[Dataset rows for apps and sites]
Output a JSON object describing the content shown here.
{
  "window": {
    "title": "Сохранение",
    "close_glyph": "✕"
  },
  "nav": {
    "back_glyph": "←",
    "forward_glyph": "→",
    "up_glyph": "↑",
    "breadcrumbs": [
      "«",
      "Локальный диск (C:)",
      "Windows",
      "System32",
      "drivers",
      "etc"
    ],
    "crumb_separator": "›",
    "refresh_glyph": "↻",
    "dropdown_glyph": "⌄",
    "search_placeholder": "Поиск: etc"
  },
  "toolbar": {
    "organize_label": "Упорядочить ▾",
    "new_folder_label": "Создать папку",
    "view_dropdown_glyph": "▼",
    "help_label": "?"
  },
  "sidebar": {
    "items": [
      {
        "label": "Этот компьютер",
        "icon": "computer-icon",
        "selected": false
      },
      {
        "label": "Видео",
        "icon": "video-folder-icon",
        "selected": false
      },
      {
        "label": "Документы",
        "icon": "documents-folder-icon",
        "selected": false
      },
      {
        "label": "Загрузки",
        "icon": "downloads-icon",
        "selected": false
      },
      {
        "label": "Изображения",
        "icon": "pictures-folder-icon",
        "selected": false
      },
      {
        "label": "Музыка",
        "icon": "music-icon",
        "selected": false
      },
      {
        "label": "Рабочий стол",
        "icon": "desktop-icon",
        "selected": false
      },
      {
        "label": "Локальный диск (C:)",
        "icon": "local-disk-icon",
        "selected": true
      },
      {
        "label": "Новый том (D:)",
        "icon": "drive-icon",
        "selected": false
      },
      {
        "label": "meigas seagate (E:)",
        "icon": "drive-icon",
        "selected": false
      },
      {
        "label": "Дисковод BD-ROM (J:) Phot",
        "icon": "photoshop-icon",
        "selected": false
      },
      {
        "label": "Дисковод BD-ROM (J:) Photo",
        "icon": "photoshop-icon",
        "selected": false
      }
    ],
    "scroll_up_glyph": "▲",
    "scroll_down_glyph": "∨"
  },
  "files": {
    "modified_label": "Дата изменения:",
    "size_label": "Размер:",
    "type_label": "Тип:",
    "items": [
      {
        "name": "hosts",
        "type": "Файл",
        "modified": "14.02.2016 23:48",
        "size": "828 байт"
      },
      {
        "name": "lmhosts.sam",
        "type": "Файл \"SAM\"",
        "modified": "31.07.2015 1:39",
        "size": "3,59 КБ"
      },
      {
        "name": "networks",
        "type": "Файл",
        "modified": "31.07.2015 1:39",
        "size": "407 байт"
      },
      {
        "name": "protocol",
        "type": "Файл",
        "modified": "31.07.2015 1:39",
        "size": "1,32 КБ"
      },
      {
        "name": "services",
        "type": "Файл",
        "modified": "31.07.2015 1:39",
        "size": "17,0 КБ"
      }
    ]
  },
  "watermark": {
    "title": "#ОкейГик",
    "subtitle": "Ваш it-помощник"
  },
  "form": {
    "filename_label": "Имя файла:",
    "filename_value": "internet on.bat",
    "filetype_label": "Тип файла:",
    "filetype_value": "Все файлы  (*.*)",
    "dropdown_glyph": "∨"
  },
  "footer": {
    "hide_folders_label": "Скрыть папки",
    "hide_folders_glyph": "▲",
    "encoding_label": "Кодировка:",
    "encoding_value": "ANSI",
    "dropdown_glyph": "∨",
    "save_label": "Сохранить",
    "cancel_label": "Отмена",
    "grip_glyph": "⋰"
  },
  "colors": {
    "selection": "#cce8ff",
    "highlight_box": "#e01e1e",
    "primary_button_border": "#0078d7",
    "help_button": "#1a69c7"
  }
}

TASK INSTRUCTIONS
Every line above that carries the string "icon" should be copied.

RESULT OF THE TASK
        "icon": "computer-icon",
        "icon": "video-folder-icon",
        "icon": "documents-folder-icon",
        "icon": "downloads-icon",
        "icon": "pictures-folder-icon",
        "icon": "music-icon",
        "icon": "desktop-icon",
        "icon": "local-disk-icon",
        "icon": "drive-icon",
        "icon": "drive-icon",
        "icon": "photoshop-icon",
        "icon": "photoshop-icon",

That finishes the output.